Property investors who have failed to declare their rental income or have omitted to disclose any capital gains on the sale of a second property are coming under scrutiny from HMRC, warns Yorkshire based chartered accountancy firm Clough & Company.
Nigel Westman, partner at Clough & Company, says: “This particular tax campaign appears to be at the very forefront of HMRC’s current line of enquiries. HMRC is of the opinion that tens of thousands of landlords are failing to declare their rental income or capital gains on the sale of second properties and are consequently paying insufficient income tax.”
Over the last three years HMRC has been gathering information from the Land Registry, Electoral Roll and various other sources and earlier this year sent notices to letting agents asking for details of all the landlords and property owners they acts for. Nigel adds: “HMRC has also been monitoring housing benefit payments through the local council’s records and further information has also been gained through a review of various social media sites.
“In October last year a tax campaign was launched asking people to voluntarily declare any omissions from personal tax returns but this strategy failed to elicit the expected number of responses. Therefore over the last 12 months, HMRC has employed additional manpower and it is now using these extra resources to make enquiries into the tax affairs of errant landlords.”
Letters are now being sent to around 40,000 landlords inviting them to contact HMRC and confirm details of their tax affairs or run the risk of a tax investigation.
Nigel says: “Anyone who has received such a letter has been given just 30 days to respond and if a taxpayer fails to do so, and the information in HMRC’s possession indicates they have not declared their true income or failed to pay the correct amount of tax, they will take action. This could result in the payment of a higher tax penalty or even a criminal prosecution in some extreme cases.

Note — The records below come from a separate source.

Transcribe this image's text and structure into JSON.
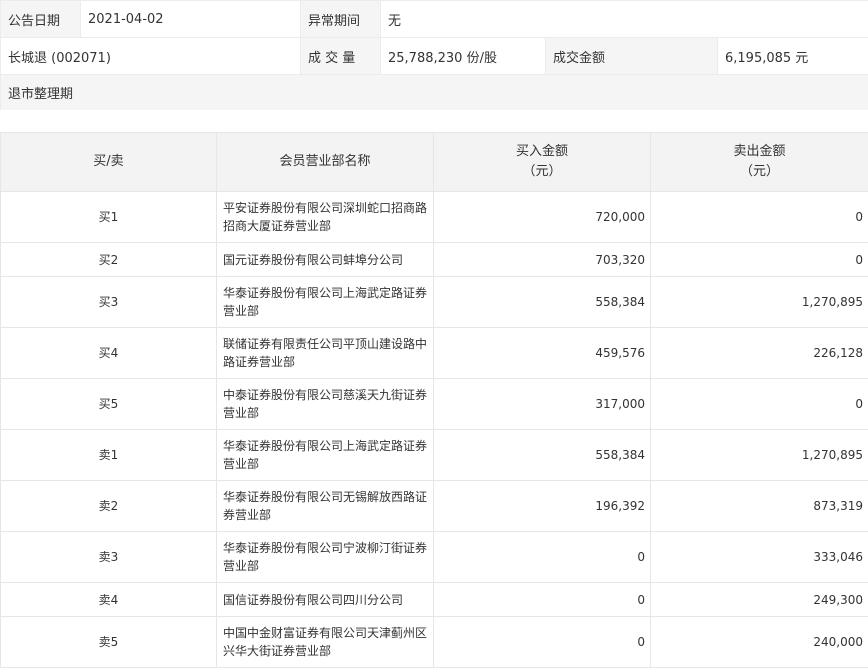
{
  "info": {
    "date_label": "公告日期",
    "date_value": "2021-04-02",
    "period_label": "异常期间",
    "period_value": "无",
    "stock": "长城退 (002071)",
    "volume_label": "成 交 量",
    "volume_value": "25,788,230 份/股",
    "amount_label": "成交金额",
    "amount_value": "6,195,085 元",
    "status": "退市整理期"
  },
  "table": {
    "headers": {
      "side": "买/卖",
      "branch": "会员营业部名称",
      "buy_amount": "买入金额",
      "buy_unit": "（元）",
      "sell_amount": "卖出金额",
      "sell_unit": "（元）"
    },
    "rows": [
      {
        "side": "买1",
        "name": "平安证券股份有限公司深圳蛇口招商路招商大厦证券营业部",
        "buy": "720,000",
        "sell": "0"
      },
      {
        "side": "买2",
        "name": "国元证券股份有限公司蚌埠分公司",
        "buy": "703,320",
        "sell": "0"
      },
      {
        "side": "买3",
        "name": "华泰证券股份有限公司上海武定路证券营业部",
        "buy": "558,384",
        "sell": "1,270,895"
      },
      {
        "side": "买4",
        "name": "联储证券有限责任公司平顶山建设路中路证券营业部",
        "buy": "459,576",
        "sell": "226,128"
      },
      {
        "side": "买5",
        "name": "中泰证券股份有限公司慈溪天九街证券营业部",
        "buy": "317,000",
        "sell": "0"
      },
      {
        "side": "卖1",
        "name": "华泰证券股份有限公司上海武定路证券营业部",
        "buy": "558,384",
        "sell": "1,270,895"
      },
      {
        "side": "卖2",
        "name": "华泰证券股份有限公司无锡解放西路证券营业部",
        "buy": "196,392",
        "sell": "873,319"
      },
      {
        "side": "卖3",
        "name": "华泰证券股份有限公司宁波柳汀街证券营业部",
        "buy": "0",
        "sell": "333,046"
      },
      {
        "side": "卖4",
        "name": "国信证券股份有限公司四川分公司",
        "buy": "0",
        "sell": "249,300"
      },
      {
        "side": "卖5",
        "name": "中国中金财富证券有限公司天津蓟州区兴华大街证券营业部",
        "buy": "0",
        "sell": "240,000"
      }
    ]
  }
}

We would therefore advice anyone who receives such a letter to take immediate professional advice to try and mitigate any additional tax and penalty payments that may arise.”
For further information about visit www.clough.co.uk

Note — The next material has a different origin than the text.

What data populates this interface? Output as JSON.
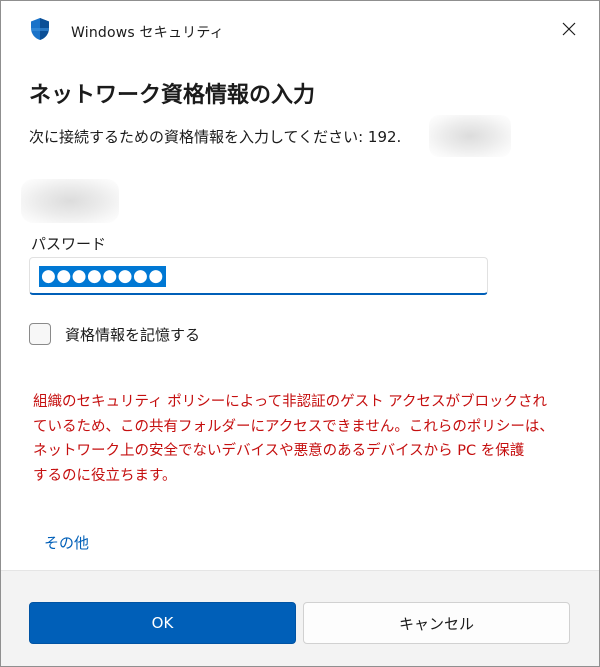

Clough & Company was established in 1953 and employs staff across a range of departments including business development, management services, corporate finance, audit services and taxation.